**PROBLEM DESCRIPTION**
Please give the number of lines in the records below that include "Ненависть", with no other output.

START PROVIDED ENTRIES

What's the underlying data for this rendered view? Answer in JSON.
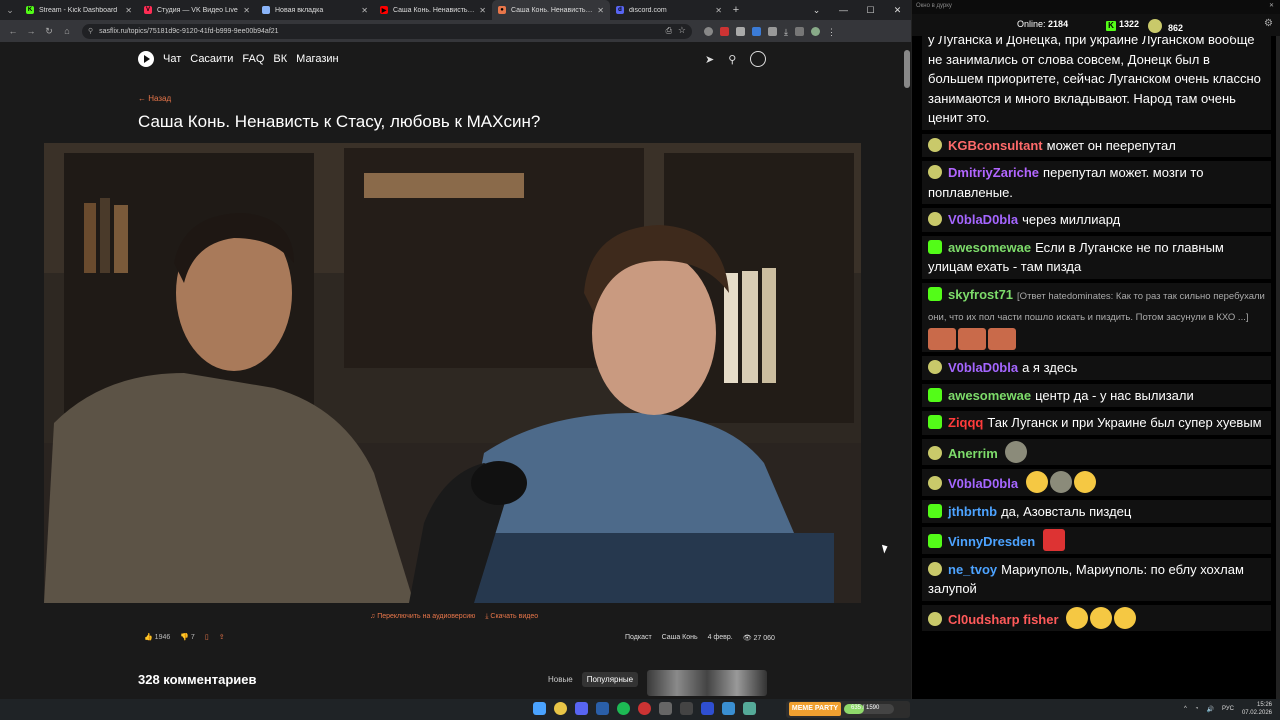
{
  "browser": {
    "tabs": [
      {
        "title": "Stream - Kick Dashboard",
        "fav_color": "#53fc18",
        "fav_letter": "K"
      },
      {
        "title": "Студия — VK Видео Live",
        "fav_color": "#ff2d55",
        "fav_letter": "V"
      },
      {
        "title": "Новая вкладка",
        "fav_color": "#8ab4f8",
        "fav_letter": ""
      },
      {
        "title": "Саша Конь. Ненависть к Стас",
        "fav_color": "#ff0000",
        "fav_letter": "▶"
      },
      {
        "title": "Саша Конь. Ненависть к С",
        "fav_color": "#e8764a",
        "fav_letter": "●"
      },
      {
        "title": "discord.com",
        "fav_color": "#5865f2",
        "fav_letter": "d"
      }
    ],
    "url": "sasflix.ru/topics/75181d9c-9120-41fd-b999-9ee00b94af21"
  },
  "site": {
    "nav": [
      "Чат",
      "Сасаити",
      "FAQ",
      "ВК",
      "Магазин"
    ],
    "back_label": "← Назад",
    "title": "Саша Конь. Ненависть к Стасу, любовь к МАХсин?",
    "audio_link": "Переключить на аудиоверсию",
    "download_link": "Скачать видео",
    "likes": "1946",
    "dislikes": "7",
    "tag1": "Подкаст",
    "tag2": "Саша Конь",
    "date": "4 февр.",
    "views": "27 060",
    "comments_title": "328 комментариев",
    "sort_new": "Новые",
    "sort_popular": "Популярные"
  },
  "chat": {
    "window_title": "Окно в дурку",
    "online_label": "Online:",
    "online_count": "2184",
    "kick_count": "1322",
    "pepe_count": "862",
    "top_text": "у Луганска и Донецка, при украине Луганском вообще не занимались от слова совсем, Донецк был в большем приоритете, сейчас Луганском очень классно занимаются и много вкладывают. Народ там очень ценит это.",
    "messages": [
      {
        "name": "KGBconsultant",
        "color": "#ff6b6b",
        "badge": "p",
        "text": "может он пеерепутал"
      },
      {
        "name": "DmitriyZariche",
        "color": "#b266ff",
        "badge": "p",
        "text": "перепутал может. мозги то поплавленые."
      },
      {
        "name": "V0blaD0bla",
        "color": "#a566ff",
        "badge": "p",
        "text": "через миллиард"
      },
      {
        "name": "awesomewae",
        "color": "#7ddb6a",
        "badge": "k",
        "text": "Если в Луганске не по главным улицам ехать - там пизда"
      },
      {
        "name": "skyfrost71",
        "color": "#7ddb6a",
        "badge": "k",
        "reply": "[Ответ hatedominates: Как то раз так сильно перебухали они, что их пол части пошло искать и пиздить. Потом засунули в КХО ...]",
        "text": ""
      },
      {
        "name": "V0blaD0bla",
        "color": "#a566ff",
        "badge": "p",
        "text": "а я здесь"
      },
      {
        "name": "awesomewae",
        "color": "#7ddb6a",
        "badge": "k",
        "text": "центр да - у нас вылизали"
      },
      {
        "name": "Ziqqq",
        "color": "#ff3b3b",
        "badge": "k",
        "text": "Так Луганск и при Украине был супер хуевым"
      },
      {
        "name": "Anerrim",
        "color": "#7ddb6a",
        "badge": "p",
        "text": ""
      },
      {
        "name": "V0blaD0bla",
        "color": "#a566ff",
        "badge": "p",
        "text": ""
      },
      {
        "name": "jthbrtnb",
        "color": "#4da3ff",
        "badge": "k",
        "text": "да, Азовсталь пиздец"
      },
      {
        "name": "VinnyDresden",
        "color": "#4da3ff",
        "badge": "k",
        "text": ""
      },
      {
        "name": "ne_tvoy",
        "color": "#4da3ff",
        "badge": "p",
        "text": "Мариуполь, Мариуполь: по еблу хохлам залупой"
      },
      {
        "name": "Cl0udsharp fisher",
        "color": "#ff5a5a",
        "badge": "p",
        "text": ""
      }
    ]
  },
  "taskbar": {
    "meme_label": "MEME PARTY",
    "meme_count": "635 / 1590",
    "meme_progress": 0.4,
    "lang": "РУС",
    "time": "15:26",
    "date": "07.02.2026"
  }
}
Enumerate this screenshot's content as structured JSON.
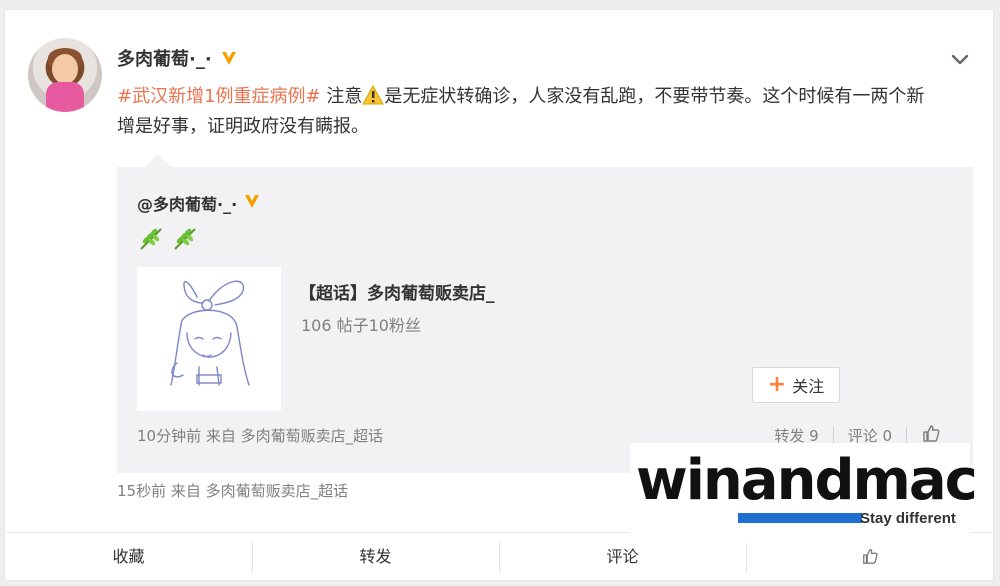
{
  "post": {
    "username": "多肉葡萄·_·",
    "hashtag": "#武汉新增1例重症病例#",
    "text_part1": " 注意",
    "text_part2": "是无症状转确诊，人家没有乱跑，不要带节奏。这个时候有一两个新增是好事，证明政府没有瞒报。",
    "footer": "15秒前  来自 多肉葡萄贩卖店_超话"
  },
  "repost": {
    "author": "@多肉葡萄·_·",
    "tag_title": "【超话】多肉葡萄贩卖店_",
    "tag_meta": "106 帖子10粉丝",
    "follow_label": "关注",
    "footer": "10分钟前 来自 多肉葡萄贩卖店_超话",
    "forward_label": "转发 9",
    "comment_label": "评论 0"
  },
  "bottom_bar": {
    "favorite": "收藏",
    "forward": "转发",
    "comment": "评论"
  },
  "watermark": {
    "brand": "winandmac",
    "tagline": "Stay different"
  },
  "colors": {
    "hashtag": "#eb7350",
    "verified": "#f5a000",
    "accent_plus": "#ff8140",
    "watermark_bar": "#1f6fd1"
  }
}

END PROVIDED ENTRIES
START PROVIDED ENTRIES

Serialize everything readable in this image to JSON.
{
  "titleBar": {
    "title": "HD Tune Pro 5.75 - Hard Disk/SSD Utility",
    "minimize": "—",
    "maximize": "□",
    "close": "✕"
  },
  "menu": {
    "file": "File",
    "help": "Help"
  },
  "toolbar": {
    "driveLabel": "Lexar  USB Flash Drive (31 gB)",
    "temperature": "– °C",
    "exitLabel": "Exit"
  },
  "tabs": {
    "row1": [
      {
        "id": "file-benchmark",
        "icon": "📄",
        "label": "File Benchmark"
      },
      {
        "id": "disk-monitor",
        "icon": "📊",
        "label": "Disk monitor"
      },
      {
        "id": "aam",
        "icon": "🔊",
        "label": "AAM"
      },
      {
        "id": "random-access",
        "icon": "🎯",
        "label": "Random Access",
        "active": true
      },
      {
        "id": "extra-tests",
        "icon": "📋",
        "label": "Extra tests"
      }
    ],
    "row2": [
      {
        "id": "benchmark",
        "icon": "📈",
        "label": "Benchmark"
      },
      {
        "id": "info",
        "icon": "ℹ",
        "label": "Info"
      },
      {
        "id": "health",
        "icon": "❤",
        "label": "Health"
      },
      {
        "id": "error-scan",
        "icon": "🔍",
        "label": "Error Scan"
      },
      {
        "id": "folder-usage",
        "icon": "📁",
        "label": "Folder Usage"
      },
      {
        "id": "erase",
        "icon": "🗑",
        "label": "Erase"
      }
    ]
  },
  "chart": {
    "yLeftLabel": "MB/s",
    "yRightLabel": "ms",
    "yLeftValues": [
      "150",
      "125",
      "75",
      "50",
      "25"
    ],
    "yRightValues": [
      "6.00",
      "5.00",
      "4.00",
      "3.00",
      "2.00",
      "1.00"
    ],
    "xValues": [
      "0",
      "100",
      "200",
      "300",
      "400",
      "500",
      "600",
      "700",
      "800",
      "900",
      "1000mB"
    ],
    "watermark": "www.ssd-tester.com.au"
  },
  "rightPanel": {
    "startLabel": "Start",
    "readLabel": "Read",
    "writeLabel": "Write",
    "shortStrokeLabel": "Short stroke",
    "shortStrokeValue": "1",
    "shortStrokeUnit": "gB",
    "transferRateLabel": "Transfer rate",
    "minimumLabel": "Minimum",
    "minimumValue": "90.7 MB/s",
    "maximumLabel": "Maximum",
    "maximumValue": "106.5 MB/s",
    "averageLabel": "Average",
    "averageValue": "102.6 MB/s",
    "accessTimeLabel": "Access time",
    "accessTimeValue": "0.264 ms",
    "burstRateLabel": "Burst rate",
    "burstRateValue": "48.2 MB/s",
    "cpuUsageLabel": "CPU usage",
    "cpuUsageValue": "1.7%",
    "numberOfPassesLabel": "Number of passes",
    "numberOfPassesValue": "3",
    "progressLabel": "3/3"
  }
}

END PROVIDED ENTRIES
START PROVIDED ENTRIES

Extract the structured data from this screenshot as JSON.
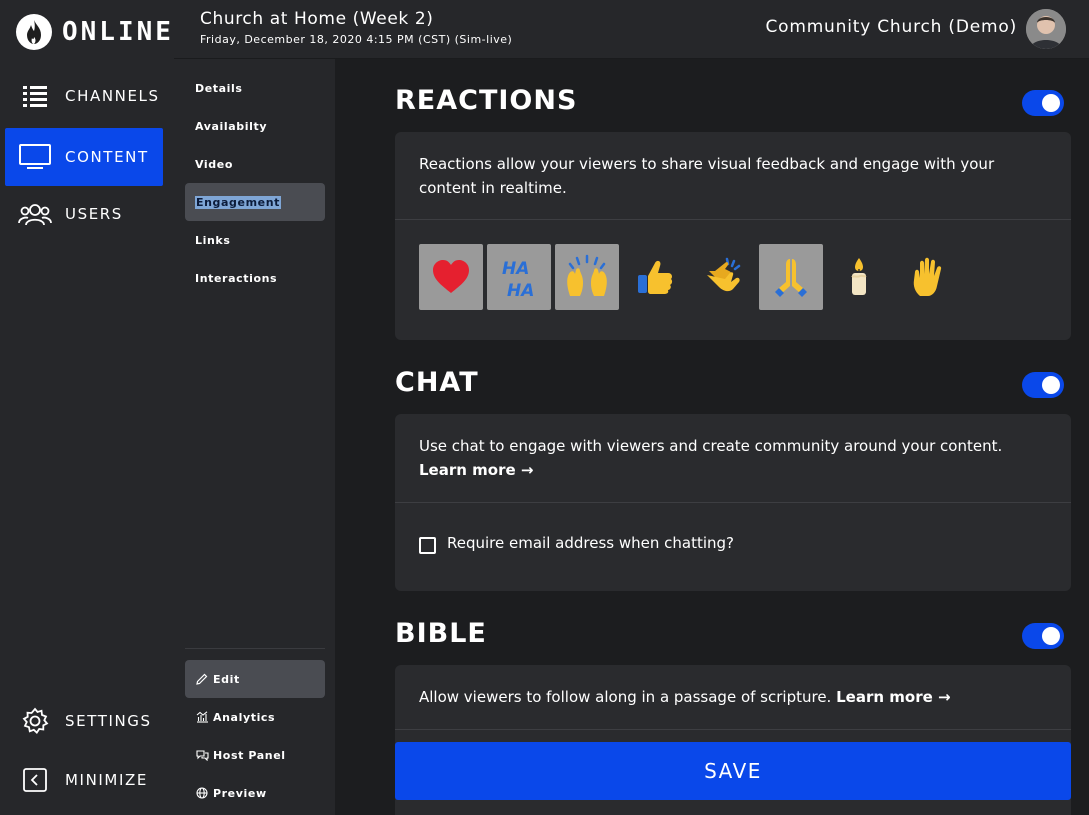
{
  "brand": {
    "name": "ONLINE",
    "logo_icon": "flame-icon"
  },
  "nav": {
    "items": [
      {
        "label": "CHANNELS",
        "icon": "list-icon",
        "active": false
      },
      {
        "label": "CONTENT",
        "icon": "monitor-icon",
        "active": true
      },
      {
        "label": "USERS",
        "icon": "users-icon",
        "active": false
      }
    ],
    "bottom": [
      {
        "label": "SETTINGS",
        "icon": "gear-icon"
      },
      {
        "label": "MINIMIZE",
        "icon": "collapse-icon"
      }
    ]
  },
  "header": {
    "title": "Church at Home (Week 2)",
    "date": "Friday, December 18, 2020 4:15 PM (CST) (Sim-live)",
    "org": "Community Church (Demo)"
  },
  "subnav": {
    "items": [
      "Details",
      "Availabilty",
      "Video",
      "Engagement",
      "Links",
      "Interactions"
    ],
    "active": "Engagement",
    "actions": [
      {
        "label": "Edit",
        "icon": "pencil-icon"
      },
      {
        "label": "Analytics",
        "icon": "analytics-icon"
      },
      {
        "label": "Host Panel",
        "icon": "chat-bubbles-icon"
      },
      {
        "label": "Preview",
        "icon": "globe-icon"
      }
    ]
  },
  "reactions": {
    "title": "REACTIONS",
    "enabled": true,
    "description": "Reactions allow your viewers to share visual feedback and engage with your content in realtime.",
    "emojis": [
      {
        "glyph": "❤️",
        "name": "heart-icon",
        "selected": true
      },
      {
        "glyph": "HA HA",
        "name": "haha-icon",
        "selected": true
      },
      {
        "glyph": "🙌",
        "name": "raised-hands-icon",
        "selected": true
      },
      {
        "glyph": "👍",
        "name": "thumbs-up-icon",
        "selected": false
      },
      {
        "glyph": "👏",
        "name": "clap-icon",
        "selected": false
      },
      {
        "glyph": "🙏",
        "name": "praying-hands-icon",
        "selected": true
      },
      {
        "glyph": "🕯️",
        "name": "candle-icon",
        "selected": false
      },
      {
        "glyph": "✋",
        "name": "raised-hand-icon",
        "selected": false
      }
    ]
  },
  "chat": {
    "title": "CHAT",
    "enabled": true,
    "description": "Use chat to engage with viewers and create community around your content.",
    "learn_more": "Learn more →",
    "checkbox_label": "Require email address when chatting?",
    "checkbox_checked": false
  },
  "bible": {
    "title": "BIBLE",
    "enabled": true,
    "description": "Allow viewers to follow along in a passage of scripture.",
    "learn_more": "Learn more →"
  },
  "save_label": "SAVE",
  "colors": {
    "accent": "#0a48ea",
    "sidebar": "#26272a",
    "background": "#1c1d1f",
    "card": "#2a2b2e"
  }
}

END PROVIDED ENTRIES

**RESPONSE BELOW**
3